PROBLEM STATEMENT
The answer should be every line below, retyped exactly.

(Web page and app entries)
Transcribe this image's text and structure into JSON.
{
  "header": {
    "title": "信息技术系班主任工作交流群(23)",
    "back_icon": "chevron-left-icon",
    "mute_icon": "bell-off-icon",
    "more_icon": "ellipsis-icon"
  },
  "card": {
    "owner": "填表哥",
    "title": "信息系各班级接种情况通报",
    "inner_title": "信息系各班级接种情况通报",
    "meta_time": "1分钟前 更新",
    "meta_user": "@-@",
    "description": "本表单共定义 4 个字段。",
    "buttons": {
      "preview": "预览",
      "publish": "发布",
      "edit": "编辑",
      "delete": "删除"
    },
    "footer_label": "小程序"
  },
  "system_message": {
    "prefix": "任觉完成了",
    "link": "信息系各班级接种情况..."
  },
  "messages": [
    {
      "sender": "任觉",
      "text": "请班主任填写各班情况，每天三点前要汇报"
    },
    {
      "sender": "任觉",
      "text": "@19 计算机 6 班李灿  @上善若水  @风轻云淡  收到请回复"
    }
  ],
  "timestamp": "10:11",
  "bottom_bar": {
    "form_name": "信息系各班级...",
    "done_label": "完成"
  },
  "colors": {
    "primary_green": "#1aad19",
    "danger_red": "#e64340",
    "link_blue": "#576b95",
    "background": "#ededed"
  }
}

ANSWER BELOW
Transcribe this image's text and structure into JSON.
{
  "header": {
    "title": "信息技术系班主任工作交流群(23)",
    "back_icon": "chevron-left-icon",
    "mute_icon": "bell-off-icon",
    "more_icon": "ellipsis-icon"
  },
  "card": {
    "owner": "填表哥",
    "title": "信息系各班级接种情况通报",
    "inner_title": "信息系各班级接种情况通报",
    "meta_time": "1分钟前 更新",
    "meta_user": "@-@",
    "description": "本表单共定义 4 个字段。",
    "buttons": {
      "preview": "预览",
      "publish": "发布",
      "edit": "编辑",
      "delete": "删除"
    },
    "footer_label": "小程序"
  },
  "system_message": {
    "prefix": "任觉完成了",
    "link": "信息系各班级接种情况..."
  },
  "messages": [
    {
      "sender": "任觉",
      "text": "请班主任填写各班情况，每天三点前要汇报"
    },
    {
      "sender": "任觉",
      "text": "@19 计算机 6 班李灿  @上善若水  @风轻云淡  收到请回复"
    }
  ],
  "timestamp": "10:11",
  "bottom_bar": {
    "form_name": "信息系各班级...",
    "done_label": "完成"
  },
  "colors": {
    "primary_green": "#1aad19",
    "danger_red": "#e64340",
    "link_blue": "#576b95",
    "background": "#ededed"
  }
}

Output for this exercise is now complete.